Other interesting applications of continuous fibers were shown by Dr.Christopher Ebel at SGL Carbon, including to reinforce steel underbody structures for automotive, reducing part count from 37 to 9 and cutting weight by 41%. Another concept was 3D winding using towpreg impregnated with snap-cure epoxy resin for load-optimized structures. This digitally-driven approach begins with simplification of complex loads and topology optimization, followed by automated manufacturing. Resulting parts can exploit form-locking of inserts into structures, enabling load introduction without stiffness loss. The latest 3D metal printing processes can be used for such inserts, further optimizing load-handling efficiency and cost reduction.
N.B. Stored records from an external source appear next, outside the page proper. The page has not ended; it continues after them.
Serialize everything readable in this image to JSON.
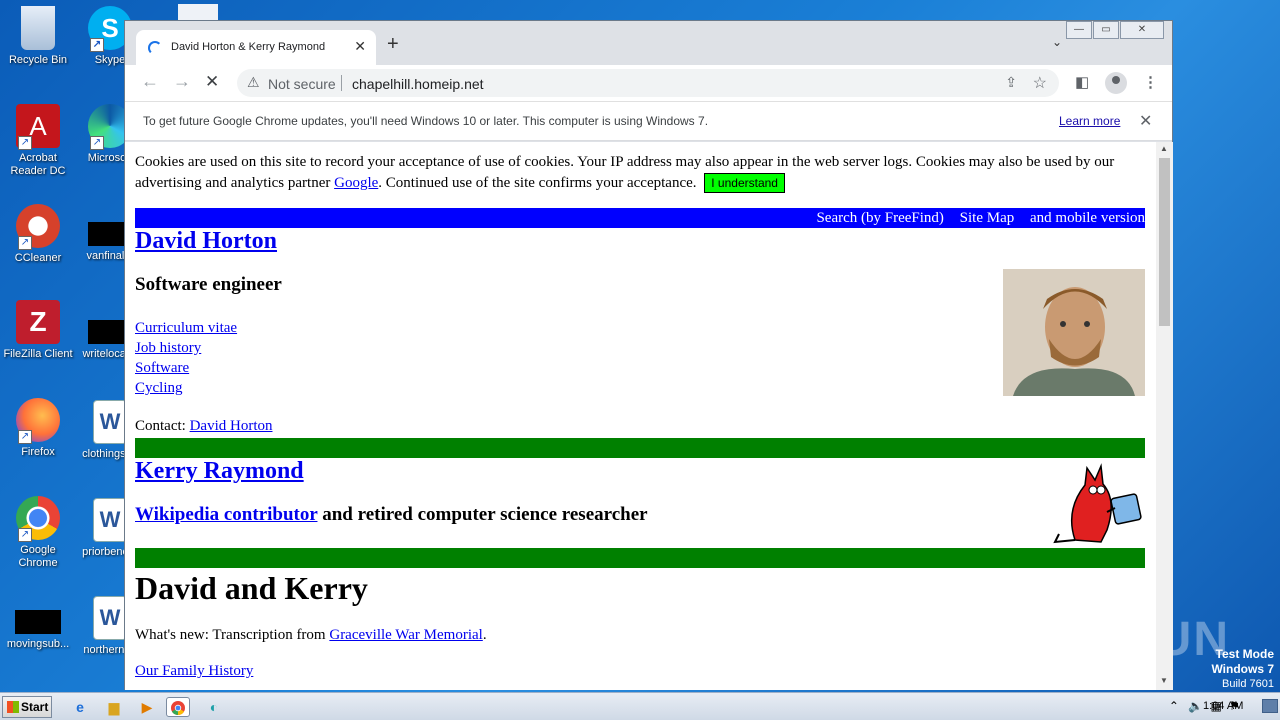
{
  "desktop": {
    "icons": [
      {
        "label": "Recycle Bin",
        "color": "#c8d8ea"
      },
      {
        "label": "Acrobat Reader DC",
        "color": "#c4161c"
      },
      {
        "label": "CCleaner",
        "color": "#d6412b"
      },
      {
        "label": "FileZilla Client",
        "color": "#bf1e2d"
      },
      {
        "label": "Firefox",
        "color": "#ff7139"
      },
      {
        "label": "Google Chrome",
        "color": "#4285f4"
      },
      {
        "label": "movingsub...",
        "color": "#000000"
      },
      {
        "label": "Skype",
        "color": "#00aff0"
      },
      {
        "label": "Microsoft",
        "color": "#0c59a4"
      },
      {
        "label": "vanfinal...",
        "color": "#000000"
      },
      {
        "label": "writelocal...",
        "color": "#000000"
      },
      {
        "label": "clothingst...",
        "color": "#2b579a"
      },
      {
        "label": "priorbene...",
        "color": "#2b579a"
      },
      {
        "label": "northernt...",
        "color": "#2b579a"
      }
    ],
    "watermark": "ANY RUN",
    "test_mode": {
      "line1": "Test Mode",
      "line2": "Windows 7",
      "line3": "Build 7601"
    }
  },
  "browser": {
    "tab_title": "David Horton & Kerry Raymond",
    "tab_close": "✕",
    "new_tab": "+",
    "tab_list": "⌄",
    "window_controls": {
      "minimize": "—",
      "restore": "▭",
      "close": "✕"
    },
    "back": "←",
    "forward": "→",
    "reload": "✕",
    "security_icon": "warning-icon",
    "security_label": "Not secure",
    "url": "chapelhill.homeip.net",
    "infobar": {
      "message": "To get future Google Chrome updates, you'll need Windows 10 or later. This computer is using Windows 7.",
      "link": "Learn more",
      "close": "✕"
    }
  },
  "page": {
    "cookie": {
      "text_before": "Cookies are used on this site to record your acceptance of use of cookies. Your IP address may also appear in the web server logs. Cookies may also be used by our advertising and analytics partner ",
      "link": "Google",
      "text_after": ". Continued use of the site confirms your acceptance. ",
      "button": "I understand"
    },
    "topnav": {
      "search": "Search (by FreeFind)",
      "sitemap": "Site Map",
      "mobile": "and mobile version"
    },
    "david": {
      "heading": "David Horton",
      "subtitle": "Software engineer",
      "links": [
        "Curriculum vitae",
        "Job history",
        "Software",
        "Cycling"
      ],
      "contact_label": "Contact: ",
      "contact_link": "David Horton"
    },
    "kerry": {
      "heading": "Kerry Raymond",
      "wiki_link": "Wikipedia contributor",
      "wiki_rest": " and retired computer science researcher"
    },
    "both": {
      "heading": "David and Kerry",
      "news_label": "What's new: Transcription from ",
      "news_link": "Graceville War Memorial",
      "news_end": ".",
      "family_link": "Our Family History"
    }
  },
  "taskbar": {
    "start": "Start",
    "clock": "1:04 AM"
  }
}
3D winding to produce load-optimized carbon fiber composite structures.Photo Credit: SGL Carbon, TUM Symposium Sep 2020
Sebastian Nowotny at DLR discussed combining 3D printing with ISC AFP of thermoplastic composites, including 3D-printing onto AFP laminates and AFP onto partially open 3D-printed structures. First experiments include 3D printing a core onto a premade CFRP skin and then AFP/tape laying on top of the 3D-printed core. Specimens were created and then subjected to tensile shear test to evaluate skin-to-core bonding.
Christian Weimer, head of materials for Airbus Central Research & Technology, discussed continuous fiber printing as part of the evolving technology landscape, aimed at reduced weight with reduced costs and increased sustainability that must be achieved for composites to secure a place on future aircraft. He emphasized that truly efficient 3D composites must employ:
- The right raw materials and intermediates – fibers, semi-finished
- Efficient processes and interfaces – AM thermoplastics, injection molding
- Adapted design and sizing – integral, fully 3D load-optimized)
- Surface and functionality – ESN (electronic serial number), SHM (structural health monitoring)
He also discussed the need for bio-derived fibers and resins in order to meet urgent climate and environmental sustainability goals.
The TUM symposium featured many more presentations, including summaries of work at ANU, and all were very interesting to show how composites are moving forward and how the LCC, working with partners worldwide, continues to envision what composites can achieve and push our industry forward.
Oven-cured, vacuum-bagged prepregs show promise in production primary structures.
As composites take a larger part (and form larger parts) in the aerospace structures sector, it’s not just a make-it-or-break-it proposition.
Naval architects reveal design, tooling and material selection guidelines for a new sportfishing powerboat.